Dataset extract Start Marker
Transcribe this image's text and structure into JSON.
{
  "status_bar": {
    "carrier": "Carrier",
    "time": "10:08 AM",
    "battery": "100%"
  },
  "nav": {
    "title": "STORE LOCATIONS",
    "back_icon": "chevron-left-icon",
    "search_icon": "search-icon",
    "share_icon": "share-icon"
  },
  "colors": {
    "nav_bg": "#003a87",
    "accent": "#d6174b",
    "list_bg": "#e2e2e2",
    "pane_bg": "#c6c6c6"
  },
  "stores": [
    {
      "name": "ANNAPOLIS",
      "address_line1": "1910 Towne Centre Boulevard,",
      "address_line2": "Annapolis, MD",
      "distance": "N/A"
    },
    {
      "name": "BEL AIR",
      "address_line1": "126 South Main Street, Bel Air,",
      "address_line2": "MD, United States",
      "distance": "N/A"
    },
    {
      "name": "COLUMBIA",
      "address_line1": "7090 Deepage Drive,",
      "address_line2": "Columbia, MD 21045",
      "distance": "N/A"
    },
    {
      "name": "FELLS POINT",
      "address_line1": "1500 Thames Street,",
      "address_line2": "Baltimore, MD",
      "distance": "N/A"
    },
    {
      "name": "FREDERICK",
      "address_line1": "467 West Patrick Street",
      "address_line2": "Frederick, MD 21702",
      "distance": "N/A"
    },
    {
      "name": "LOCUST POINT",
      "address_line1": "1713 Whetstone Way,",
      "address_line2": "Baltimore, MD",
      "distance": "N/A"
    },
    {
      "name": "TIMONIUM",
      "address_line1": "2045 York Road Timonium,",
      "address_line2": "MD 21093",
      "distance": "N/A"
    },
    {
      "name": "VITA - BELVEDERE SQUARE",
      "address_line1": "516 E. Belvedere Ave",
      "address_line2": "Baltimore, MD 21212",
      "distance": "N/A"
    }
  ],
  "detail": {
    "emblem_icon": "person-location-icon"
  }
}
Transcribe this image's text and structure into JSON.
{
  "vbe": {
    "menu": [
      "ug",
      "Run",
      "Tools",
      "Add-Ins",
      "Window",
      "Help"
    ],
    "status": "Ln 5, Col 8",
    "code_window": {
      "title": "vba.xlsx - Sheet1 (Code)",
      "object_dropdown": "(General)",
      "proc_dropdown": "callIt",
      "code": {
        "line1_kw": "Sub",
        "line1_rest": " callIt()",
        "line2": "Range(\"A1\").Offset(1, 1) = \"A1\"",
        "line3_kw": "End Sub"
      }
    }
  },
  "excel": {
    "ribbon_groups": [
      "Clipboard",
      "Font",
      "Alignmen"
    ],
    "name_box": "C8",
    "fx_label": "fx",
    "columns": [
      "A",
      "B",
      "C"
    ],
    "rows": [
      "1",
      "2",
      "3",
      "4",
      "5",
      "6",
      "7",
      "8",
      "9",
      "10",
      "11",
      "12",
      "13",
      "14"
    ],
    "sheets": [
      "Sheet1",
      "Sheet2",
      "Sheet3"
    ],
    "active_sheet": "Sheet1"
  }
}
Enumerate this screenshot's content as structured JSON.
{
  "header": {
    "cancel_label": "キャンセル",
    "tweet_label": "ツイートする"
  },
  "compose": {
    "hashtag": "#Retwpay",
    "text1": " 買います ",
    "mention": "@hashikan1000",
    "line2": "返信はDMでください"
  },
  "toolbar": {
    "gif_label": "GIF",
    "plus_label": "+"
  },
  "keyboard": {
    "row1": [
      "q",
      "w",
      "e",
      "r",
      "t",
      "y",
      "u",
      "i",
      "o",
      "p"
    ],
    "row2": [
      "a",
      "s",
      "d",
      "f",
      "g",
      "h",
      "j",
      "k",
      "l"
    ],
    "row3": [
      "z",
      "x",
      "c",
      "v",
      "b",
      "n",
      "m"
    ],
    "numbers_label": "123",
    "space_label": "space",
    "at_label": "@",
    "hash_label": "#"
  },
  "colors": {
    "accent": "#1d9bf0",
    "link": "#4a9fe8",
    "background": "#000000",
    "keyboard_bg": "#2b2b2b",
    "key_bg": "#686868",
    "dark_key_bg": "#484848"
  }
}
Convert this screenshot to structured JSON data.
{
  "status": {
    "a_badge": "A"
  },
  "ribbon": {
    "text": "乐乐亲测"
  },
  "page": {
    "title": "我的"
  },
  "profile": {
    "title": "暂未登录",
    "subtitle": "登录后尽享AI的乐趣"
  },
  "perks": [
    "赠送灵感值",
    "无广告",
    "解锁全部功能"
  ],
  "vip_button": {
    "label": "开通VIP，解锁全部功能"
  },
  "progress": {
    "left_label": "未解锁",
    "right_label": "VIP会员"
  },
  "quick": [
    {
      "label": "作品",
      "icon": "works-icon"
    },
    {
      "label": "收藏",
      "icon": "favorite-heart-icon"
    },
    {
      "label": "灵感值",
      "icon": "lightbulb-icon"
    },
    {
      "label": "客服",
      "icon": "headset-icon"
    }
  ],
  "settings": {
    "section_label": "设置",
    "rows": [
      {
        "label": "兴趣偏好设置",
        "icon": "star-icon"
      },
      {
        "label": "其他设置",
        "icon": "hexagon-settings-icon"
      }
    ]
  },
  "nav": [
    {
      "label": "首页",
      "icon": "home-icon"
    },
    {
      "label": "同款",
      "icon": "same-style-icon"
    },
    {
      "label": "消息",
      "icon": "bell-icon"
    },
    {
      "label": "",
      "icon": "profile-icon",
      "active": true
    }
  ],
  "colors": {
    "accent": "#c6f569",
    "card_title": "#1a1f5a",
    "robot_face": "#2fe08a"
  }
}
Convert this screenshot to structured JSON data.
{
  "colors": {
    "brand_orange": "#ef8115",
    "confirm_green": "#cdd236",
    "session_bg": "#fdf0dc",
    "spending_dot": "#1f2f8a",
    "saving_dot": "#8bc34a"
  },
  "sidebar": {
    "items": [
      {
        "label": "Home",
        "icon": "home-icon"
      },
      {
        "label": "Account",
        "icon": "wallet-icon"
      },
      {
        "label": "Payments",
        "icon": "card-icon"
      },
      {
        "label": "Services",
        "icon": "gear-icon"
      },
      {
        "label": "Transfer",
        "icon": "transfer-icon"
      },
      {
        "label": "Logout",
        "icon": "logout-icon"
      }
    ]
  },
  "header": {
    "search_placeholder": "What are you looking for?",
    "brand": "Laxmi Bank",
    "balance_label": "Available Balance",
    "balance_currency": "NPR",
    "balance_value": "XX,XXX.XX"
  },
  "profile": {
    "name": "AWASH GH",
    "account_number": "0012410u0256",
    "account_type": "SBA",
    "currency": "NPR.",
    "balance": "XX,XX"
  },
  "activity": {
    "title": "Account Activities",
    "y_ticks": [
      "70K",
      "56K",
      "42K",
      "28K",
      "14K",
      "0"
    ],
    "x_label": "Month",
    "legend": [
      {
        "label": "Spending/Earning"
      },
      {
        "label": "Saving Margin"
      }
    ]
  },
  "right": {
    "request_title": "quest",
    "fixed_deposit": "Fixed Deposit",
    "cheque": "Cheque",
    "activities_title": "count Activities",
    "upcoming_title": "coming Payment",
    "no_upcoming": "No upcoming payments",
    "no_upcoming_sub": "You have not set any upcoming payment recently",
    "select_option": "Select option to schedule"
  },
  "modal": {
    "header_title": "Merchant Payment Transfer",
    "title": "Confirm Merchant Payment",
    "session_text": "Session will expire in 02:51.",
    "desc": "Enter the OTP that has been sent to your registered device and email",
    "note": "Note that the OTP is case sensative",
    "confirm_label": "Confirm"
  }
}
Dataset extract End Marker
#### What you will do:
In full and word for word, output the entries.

#### Task output:
Transcribe this image's text and structure into JSON.
{
  "status_bar": {
    "carrier": "Carrier",
    "time": "10:08 AM",
    "battery": "100%"
  },
  "nav": {
    "title": "STORE LOCATIONS",
    "back_icon": "chevron-left-icon",
    "search_icon": "search-icon",
    "share_icon": "share-icon"
  },
  "colors": {
    "nav_bg": "#003a87",
    "accent": "#d6174b",
    "list_bg": "#e2e2e2",
    "pane_bg": "#c6c6c6"
  },
  "stores": [
    {
      "name": "ANNAPOLIS",
      "address_line1": "1910 Towne Centre Boulevard,",
      "address_line2": "Annapolis, MD",
      "distance": "N/A"
    },
    {
      "name": "BEL AIR",
      "address_line1": "126 South Main Street, Bel Air,",
      "address_line2": "MD, United States",
      "distance": "N/A"
    },
    {
      "name": "COLUMBIA",
      "address_line1": "7090 Deepage Drive,",
      "address_line2": "Columbia, MD 21045",
      "distance": "N/A"
    },
    {
      "name": "FELLS POINT",
      "address_line1": "1500 Thames Street,",
      "address_line2": "Baltimore, MD",
      "distance": "N/A"
    },
    {
      "name": "FREDERICK",
      "address_line1": "467 West Patrick Street",
      "address_line2": "Frederick, MD 21702",
      "distance": "N/A"
    },
    {
      "name": "LOCUST POINT",
      "address_line1": "1713 Whetstone Way,",
      "address_line2": "Baltimore, MD",
      "distance": "N/A"
    },
    {
      "name": "TIMONIUM",
      "address_line1": "2045 York Road Timonium,",
      "address_line2": "MD 21093",
      "distance": "N/A"
    },
    {
      "name": "VITA - BELVEDERE SQUARE",
      "address_line1": "516 E. Belvedere Ave",
      "address_line2": "Baltimore, MD 21212",
      "distance": "N/A"
    }
  ],
  "detail": {
    "emblem_icon": "person-location-icon"
  }
}
Transcribe this image's text and structure into JSON.
{
  "vbe": {
    "menu": [
      "ug",
      "Run",
      "Tools",
      "Add-Ins",
      "Window",
      "Help"
    ],
    "status": "Ln 5, Col 8",
    "code_window": {
      "title": "vba.xlsx - Sheet1 (Code)",
      "object_dropdown": "(General)",
      "proc_dropdown": "callIt",
      "code": {
        "line1_kw": "Sub",
        "line1_rest": " callIt()",
        "line2": "Range(\"A1\").Offset(1, 1) = \"A1\"",
        "line3_kw": "End Sub"
      }
    }
  },
  "excel": {
    "ribbon_groups": [
      "Clipboard",
      "Font",
      "Alignmen"
    ],
    "name_box": "C8",
    "fx_label": "fx",
    "columns": [
      "A",
      "B",
      "C"
    ],
    "rows": [
      "1",
      "2",
      "3",
      "4",
      "5",
      "6",
      "7",
      "8",
      "9",
      "10",
      "11",
      "12",
      "13",
      "14"
    ],
    "sheets": [
      "Sheet1",
      "Sheet2",
      "Sheet3"
    ],
    "active_sheet": "Sheet1"
  }
}
Enumerate this screenshot's content as structured JSON.
{
  "header": {
    "cancel_label": "キャンセル",
    "tweet_label": "ツイートする"
  },
  "compose": {
    "hashtag": "#Retwpay",
    "text1": " 買います ",
    "mention": "@hashikan1000",
    "line2": "返信はDMでください"
  },
  "toolbar": {
    "gif_label": "GIF",
    "plus_label": "+"
  },
  "keyboard": {
    "row1": [
      "q",
      "w",
      "e",
      "r",
      "t",
      "y",
      "u",
      "i",
      "o",
      "p"
    ],
    "row2": [
      "a",
      "s",
      "d",
      "f",
      "g",
      "h",
      "j",
      "k",
      "l"
    ],
    "row3": [
      "z",
      "x",
      "c",
      "v",
      "b",
      "n",
      "m"
    ],
    "numbers_label": "123",
    "space_label": "space",
    "at_label": "@",
    "hash_label": "#"
  },
  "colors": {
    "accent": "#1d9bf0",
    "link": "#4a9fe8",
    "background": "#000000",
    "keyboard_bg": "#2b2b2b",
    "key_bg": "#686868",
    "dark_key_bg": "#484848"
  }
}
Convert this screenshot to structured JSON data.
{
  "status": {
    "a_badge": "A"
  },
  "ribbon": {
    "text": "乐乐亲测"
  },
  "page": {
    "title": "我的"
  },
  "profile": {
    "title": "暂未登录",
    "subtitle": "登录后尽享AI的乐趣"
  },
  "perks": [
    "赠送灵感值",
    "无广告",
    "解锁全部功能"
  ],
  "vip_button": {
    "label": "开通VIP，解锁全部功能"
  },
  "progress": {
    "left_label": "未解锁",
    "right_label": "VIP会员"
  },
  "quick": [
    {
      "label": "作品",
      "icon": "works-icon"
    },
    {
      "label": "收藏",
      "icon": "favorite-heart-icon"
    },
    {
      "label": "灵感值",
      "icon": "lightbulb-icon"
    },
    {
      "label": "客服",
      "icon": "headset-icon"
    }
  ],
  "settings": {
    "section_label": "设置",
    "rows": [
      {
        "label": "兴趣偏好设置",
        "icon": "star-icon"
      },
      {
        "label": "其他设置",
        "icon": "hexagon-settings-icon"
      }
    ]
  },
  "nav": [
    {
      "label": "首页",
      "icon": "home-icon"
    },
    {
      "label": "同款",
      "icon": "same-style-icon"
    },
    {
      "label": "消息",
      "icon": "bell-icon"
    },
    {
      "label": "",
      "icon": "profile-icon",
      "active": true
    }
  ],
  "colors": {
    "accent": "#c6f569",
    "card_title": "#1a1f5a",
    "robot_face": "#2fe08a"
  }
}
Convert this screenshot to structured JSON data.
{
  "colors": {
    "brand_orange": "#ef8115",
    "confirm_green": "#cdd236",
    "session_bg": "#fdf0dc",
    "spending_dot": "#1f2f8a",
    "saving_dot": "#8bc34a"
  },
  "sidebar": {
    "items": [
      {
        "label": "Home",
        "icon": "home-icon"
      },
      {
        "label": "Account",
        "icon": "wallet-icon"
      },
      {
        "label": "Payments",
        "icon": "card-icon"
      },
      {
        "label": "Services",
        "icon": "gear-icon"
      },
      {
        "label": "Transfer",
        "icon": "transfer-icon"
      },
      {
        "label": "Logout",
        "icon": "logout-icon"
      }
    ]
  },
  "header": {
    "search_placeholder": "What are you looking for?",
    "brand": "Laxmi Bank",
    "balance_label": "Available Balance",
    "balance_currency": "NPR",
    "balance_value": "XX,XXX.XX"
  },
  "profile": {
    "name": "AWASH GH",
    "account_number": "0012410u0256",
    "account_type": "SBA",
    "currency": "NPR.",
    "balance": "XX,XX"
  },
  "activity": {
    "title": "Account Activities",
    "y_ticks": [
      "70K",
      "56K",
      "42K",
      "28K",
      "14K",
      "0"
    ],
    "x_label": "Month",
    "legend": [
      {
        "label": "Spending/Earning"
      },
      {
        "label": "Saving Margin"
      }
    ]
  },
  "right": {
    "request_title": "quest",
    "fixed_deposit": "Fixed Deposit",
    "cheque": "Cheque",
    "activities_title": "count Activities",
    "upcoming_title": "coming Payment",
    "no_upcoming": "No upcoming payments",
    "no_upcoming_sub": "You have not set any upcoming payment recently",
    "select_option": "Select option to schedule"
  },
  "modal": {
    "header_title": "Merchant Payment Transfer",
    "title": "Confirm Merchant Payment",
    "session_text": "Session will expire in 02:51.",
    "desc": "Enter the OTP that has been sent to your registered device and email",
    "note": "Note that the OTP is case sensative",
    "confirm_label": "Confirm"
  }
}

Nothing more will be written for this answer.